(EXERCISE INPUT)
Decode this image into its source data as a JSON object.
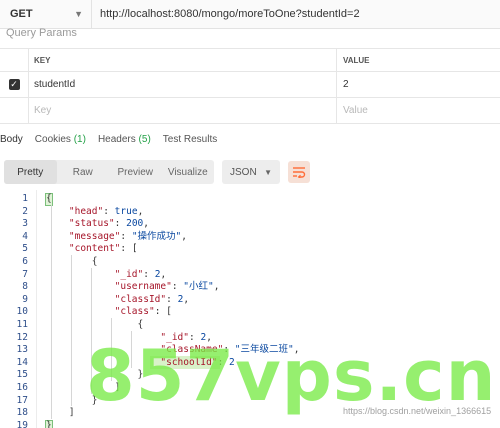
{
  "request": {
    "method": "GET",
    "url": "http://localhost:8080/mongo/moreToOne?studentId=2"
  },
  "query_params": {
    "title": "Query Params",
    "header": {
      "key": "KEY",
      "value": "VALUE"
    },
    "rows": [
      {
        "checked": true,
        "key": "studentId",
        "value": "2"
      }
    ],
    "placeholder": {
      "key": "Key",
      "value": "Value"
    }
  },
  "response_tabs": [
    {
      "label": "Body",
      "count": ""
    },
    {
      "label": "Cookies",
      "count": "(1)"
    },
    {
      "label": "Headers",
      "count": "(5)"
    },
    {
      "label": "Test Results",
      "count": ""
    }
  ],
  "view_modes": [
    "Pretty",
    "Raw",
    "Preview",
    "Visualize"
  ],
  "active_view": "Pretty",
  "format": {
    "selected": "JSON"
  },
  "code_lines": [
    "{",
    "    \"head\": true,",
    "    \"status\": 200,",
    "    \"message\": \"操作成功\",",
    "    \"content\": [",
    "        {",
    "            \"_id\": 2,",
    "            \"username\": \"小红\",",
    "            \"classId\": 2,",
    "            \"class\": [",
    "                {",
    "                    \"_id\": 2,",
    "                    \"className\": \"三年级二班\",",
    "                    \"schoolId\": 2",
    "                }",
    "            ]",
    "        }",
    "    ]",
    "}"
  ],
  "watermark": {
    "text": "857vps.cn",
    "url": "https://blog.csdn.net/weixin_1366615"
  },
  "colors": {
    "accent": "#ff6c37",
    "count_green": "#24a148",
    "json_key": "#a6162a",
    "json_value": "#0a48a0",
    "watermark": "#78eb46"
  },
  "icons": {
    "checkbox": "check-icon",
    "format_dropdown": "chevron-down-icon",
    "method_dropdown": "chevron-down-icon",
    "wrap": "wrap-lines-icon"
  }
}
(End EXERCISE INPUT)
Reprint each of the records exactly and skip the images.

- RESPONSE FOR THIS EXERCISE
Decode this image into its source data as a JSON object.
{
  "request": {
    "method": "GET",
    "url": "http://localhost:8080/mongo/moreToOne?studentId=2"
  },
  "query_params": {
    "title": "Query Params",
    "header": {
      "key": "KEY",
      "value": "VALUE"
    },
    "rows": [
      {
        "checked": true,
        "key": "studentId",
        "value": "2"
      }
    ],
    "placeholder": {
      "key": "Key",
      "value": "Value"
    }
  },
  "response_tabs": [
    {
      "label": "Body",
      "count": ""
    },
    {
      "label": "Cookies",
      "count": "(1)"
    },
    {
      "label": "Headers",
      "count": "(5)"
    },
    {
      "label": "Test Results",
      "count": ""
    }
  ],
  "view_modes": [
    "Pretty",
    "Raw",
    "Preview",
    "Visualize"
  ],
  "active_view": "Pretty",
  "format": {
    "selected": "JSON"
  },
  "code_lines": [
    "{",
    "    \"head\": true,",
    "    \"status\": 200,",
    "    \"message\": \"操作成功\",",
    "    \"content\": [",
    "        {",
    "            \"_id\": 2,",
    "            \"username\": \"小红\",",
    "            \"classId\": 2,",
    "            \"class\": [",
    "                {",
    "                    \"_id\": 2,",
    "                    \"className\": \"三年级二班\",",
    "                    \"schoolId\": 2",
    "                }",
    "            ]",
    "        }",
    "    ]",
    "}"
  ],
  "watermark": {
    "text": "857vps.cn",
    "url": "https://blog.csdn.net/weixin_1366615"
  },
  "colors": {
    "accent": "#ff6c37",
    "count_green": "#24a148",
    "json_key": "#a6162a",
    "json_value": "#0a48a0",
    "watermark": "#78eb46"
  },
  "icons": {
    "checkbox": "check-icon",
    "format_dropdown": "chevron-down-icon",
    "method_dropdown": "chevron-down-icon",
    "wrap": "wrap-lines-icon"
  }
}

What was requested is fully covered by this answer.